**YOUR GOAL**:
Retype every line of the records exactly.

**EXCERPTED RECORDS**:
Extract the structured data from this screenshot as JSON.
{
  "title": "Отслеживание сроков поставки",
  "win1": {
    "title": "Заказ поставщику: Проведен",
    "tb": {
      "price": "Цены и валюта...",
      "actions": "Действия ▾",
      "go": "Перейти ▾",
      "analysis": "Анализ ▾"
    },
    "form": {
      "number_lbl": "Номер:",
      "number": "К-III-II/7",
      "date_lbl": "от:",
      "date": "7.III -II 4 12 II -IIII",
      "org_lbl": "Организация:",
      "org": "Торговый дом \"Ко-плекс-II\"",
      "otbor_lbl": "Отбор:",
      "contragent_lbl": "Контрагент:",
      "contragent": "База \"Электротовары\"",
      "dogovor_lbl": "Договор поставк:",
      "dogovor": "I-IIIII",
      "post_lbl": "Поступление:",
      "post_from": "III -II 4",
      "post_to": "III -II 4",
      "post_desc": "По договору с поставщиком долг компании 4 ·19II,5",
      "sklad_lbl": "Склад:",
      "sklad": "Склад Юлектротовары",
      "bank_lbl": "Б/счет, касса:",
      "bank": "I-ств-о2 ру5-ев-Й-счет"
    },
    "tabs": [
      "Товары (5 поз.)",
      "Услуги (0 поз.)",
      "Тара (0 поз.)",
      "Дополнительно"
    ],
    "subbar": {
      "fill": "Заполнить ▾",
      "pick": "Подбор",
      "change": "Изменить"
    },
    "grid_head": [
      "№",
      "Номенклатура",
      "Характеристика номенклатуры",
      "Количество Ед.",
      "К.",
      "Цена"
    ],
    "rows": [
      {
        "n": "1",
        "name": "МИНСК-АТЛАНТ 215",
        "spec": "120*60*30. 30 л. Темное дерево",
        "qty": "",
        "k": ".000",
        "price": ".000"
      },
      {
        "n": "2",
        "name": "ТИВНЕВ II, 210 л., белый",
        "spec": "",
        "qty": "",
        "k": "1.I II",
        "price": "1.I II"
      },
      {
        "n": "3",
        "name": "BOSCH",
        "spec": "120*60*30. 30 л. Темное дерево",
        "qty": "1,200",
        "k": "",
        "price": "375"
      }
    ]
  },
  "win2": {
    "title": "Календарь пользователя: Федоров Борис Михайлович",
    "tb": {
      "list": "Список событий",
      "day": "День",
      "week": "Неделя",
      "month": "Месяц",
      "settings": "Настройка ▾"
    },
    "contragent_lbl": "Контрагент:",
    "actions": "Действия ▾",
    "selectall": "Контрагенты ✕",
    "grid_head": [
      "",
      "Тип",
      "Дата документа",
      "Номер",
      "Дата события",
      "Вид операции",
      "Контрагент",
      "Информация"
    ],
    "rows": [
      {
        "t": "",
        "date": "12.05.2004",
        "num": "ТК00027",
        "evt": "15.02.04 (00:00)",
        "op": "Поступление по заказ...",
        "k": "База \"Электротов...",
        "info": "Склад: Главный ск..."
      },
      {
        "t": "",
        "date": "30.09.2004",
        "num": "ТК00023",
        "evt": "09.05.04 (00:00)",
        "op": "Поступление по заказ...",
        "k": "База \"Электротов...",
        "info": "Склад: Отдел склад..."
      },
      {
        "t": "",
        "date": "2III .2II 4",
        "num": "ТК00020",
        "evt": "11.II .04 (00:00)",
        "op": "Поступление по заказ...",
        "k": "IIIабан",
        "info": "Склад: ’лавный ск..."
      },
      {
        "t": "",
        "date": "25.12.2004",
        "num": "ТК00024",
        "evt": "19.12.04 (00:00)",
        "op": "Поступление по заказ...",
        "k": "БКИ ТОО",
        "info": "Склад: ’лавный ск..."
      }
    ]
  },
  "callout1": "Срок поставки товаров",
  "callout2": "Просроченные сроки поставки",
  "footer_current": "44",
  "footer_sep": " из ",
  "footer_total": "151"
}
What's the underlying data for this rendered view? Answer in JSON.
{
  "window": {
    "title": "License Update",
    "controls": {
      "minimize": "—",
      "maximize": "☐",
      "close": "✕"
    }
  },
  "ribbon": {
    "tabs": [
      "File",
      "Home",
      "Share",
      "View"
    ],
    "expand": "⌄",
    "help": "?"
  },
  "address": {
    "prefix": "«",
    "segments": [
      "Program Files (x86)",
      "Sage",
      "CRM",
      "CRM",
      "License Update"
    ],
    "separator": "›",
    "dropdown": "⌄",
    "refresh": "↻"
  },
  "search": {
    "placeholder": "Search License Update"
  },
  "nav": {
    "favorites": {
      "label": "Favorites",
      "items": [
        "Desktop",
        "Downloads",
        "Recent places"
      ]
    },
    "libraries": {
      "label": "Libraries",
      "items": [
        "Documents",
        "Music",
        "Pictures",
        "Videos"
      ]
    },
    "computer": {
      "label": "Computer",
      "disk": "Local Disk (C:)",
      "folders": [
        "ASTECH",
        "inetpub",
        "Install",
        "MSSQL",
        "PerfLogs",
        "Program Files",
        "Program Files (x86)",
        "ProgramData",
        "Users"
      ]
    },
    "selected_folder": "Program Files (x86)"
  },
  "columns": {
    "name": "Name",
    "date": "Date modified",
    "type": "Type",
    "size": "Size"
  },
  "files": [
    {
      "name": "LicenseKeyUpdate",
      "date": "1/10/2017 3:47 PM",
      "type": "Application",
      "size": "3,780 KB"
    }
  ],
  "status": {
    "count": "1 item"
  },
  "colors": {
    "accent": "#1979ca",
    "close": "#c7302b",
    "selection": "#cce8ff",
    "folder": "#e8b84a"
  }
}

**TASK SOLUTION**:
Extract the structured data from this screenshot as JSON.
{
  "title": "Отслеживание сроков поставки",
  "win1": {
    "title": "Заказ поставщику: Проведен",
    "tb": {
      "price": "Цены и валюта...",
      "actions": "Действия ▾",
      "go": "Перейти ▾",
      "analysis": "Анализ ▾"
    },
    "form": {
      "number_lbl": "Номер:",
      "number": "К-III-II/7",
      "date_lbl": "от:",
      "date": "7.III -II 4 12 II -IIII",
      "org_lbl": "Организация:",
      "org": "Торговый дом \"Ко-плекс-II\"",
      "otbor_lbl": "Отбор:",
      "contragent_lbl": "Контрагент:",
      "contragent": "База \"Электротовары\"",
      "dogovor_lbl": "Договор поставк:",
      "dogovor": "I-IIIII",
      "post_lbl": "Поступление:",
      "post_from": "III -II 4",
      "post_to": "III -II 4",
      "post_desc": "По договору с поставщиком долг компании 4 ·19II,5",
      "sklad_lbl": "Склад:",
      "sklad": "Склад Юлектротовары",
      "bank_lbl": "Б/счет, касса:",
      "bank": "I-ств-о2 ру5-ев-Й-счет"
    },
    "tabs": [
      "Товары (5 поз.)",
      "Услуги (0 поз.)",
      "Тара (0 поз.)",
      "Дополнительно"
    ],
    "subbar": {
      "fill": "Заполнить ▾",
      "pick": "Подбор",
      "change": "Изменить"
    },
    "grid_head": [
      "№",
      "Номенклатура",
      "Характеристика номенклатуры",
      "Количество Ед.",
      "К.",
      "Цена"
    ],
    "rows": [
      {
        "n": "1",
        "name": "МИНСК-АТЛАНТ 215",
        "spec": "120*60*30. 30 л. Темное дерево",
        "qty": "",
        "k": ".000",
        "price": ".000"
      },
      {
        "n": "2",
        "name": "ТИВНЕВ II, 210 л., белый",
        "spec": "",
        "qty": "",
        "k": "1.I II",
        "price": "1.I II"
      },
      {
        "n": "3",
        "name": "BOSCH",
        "spec": "120*60*30. 30 л. Темное дерево",
        "qty": "1,200",
        "k": "",
        "price": "375"
      }
    ]
  },
  "win2": {
    "title": "Календарь пользователя: Федоров Борис Михайлович",
    "tb": {
      "list": "Список событий",
      "day": "День",
      "week": "Неделя",
      "month": "Месяц",
      "settings": "Настройка ▾"
    },
    "contragent_lbl": "Контрагент:",
    "actions": "Действия ▾",
    "selectall": "Контрагенты ✕",
    "grid_head": [
      "",
      "Тип",
      "Дата документа",
      "Номер",
      "Дата события",
      "Вид операции",
      "Контрагент",
      "Информация"
    ],
    "rows": [
      {
        "t": "",
        "date": "12.05.2004",
        "num": "ТК00027",
        "evt": "15.02.04 (00:00)",
        "op": "Поступление по заказ...",
        "k": "База \"Электротов...",
        "info": "Склад: Главный ск..."
      },
      {
        "t": "",
        "date": "30.09.2004",
        "num": "ТК00023",
        "evt": "09.05.04 (00:00)",
        "op": "Поступление по заказ...",
        "k": "База \"Электротов...",
        "info": "Склад: Отдел склад..."
      },
      {
        "t": "",
        "date": "2III .2II 4",
        "num": "ТК00020",
        "evt": "11.II .04 (00:00)",
        "op": "Поступление по заказ...",
        "k": "IIIабан",
        "info": "Склад: ’лавный ск..."
      },
      {
        "t": "",
        "date": "25.12.2004",
        "num": "ТК00024",
        "evt": "19.12.04 (00:00)",
        "op": "Поступление по заказ...",
        "k": "БКИ ТОО",
        "info": "Склад: ’лавный ск..."
      }
    ]
  },
  "callout1": "Срок поставки товаров",
  "callout2": "Просроченные сроки поставки",
  "footer_current": "44",
  "footer_sep": " из ",
  "footer_total": "151"
}
What's the underlying data for this rendered view? Answer in JSON.
{
  "window": {
    "title": "License Update",
    "controls": {
      "minimize": "—",
      "maximize": "☐",
      "close": "✕"
    }
  },
  "ribbon": {
    "tabs": [
      "File",
      "Home",
      "Share",
      "View"
    ],
    "expand": "⌄",
    "help": "?"
  },
  "address": {
    "prefix": "«",
    "segments": [
      "Program Files (x86)",
      "Sage",
      "CRM",
      "CRM",
      "License Update"
    ],
    "separator": "›",
    "dropdown": "⌄",
    "refresh": "↻"
  },
  "search": {
    "placeholder": "Search License Update"
  },
  "nav": {
    "favorites": {
      "label": "Favorites",
      "items": [
        "Desktop",
        "Downloads",
        "Recent places"
      ]
    },
    "libraries": {
      "label": "Libraries",
      "items": [
        "Documents",
        "Music",
        "Pictures",
        "Videos"
      ]
    },
    "computer": {
      "label": "Computer",
      "disk": "Local Disk (C:)",
      "folders": [
        "ASTECH",
        "inetpub",
        "Install",
        "MSSQL",
        "PerfLogs",
        "Program Files",
        "Program Files (x86)",
        "ProgramData",
        "Users"
      ]
    },
    "selected_folder": "Program Files (x86)"
  },
  "columns": {
    "name": "Name",
    "date": "Date modified",
    "type": "Type",
    "size": "Size"
  },
  "files": [
    {
      "name": "LicenseKeyUpdate",
      "date": "1/10/2017 3:47 PM",
      "type": "Application",
      "size": "3,780 KB"
    }
  ],
  "status": {
    "count": "1 item"
  },
  "colors": {
    "accent": "#1979ca",
    "close": "#c7302b",
    "selection": "#cce8ff",
    "folder": "#e8b84a"
  }
}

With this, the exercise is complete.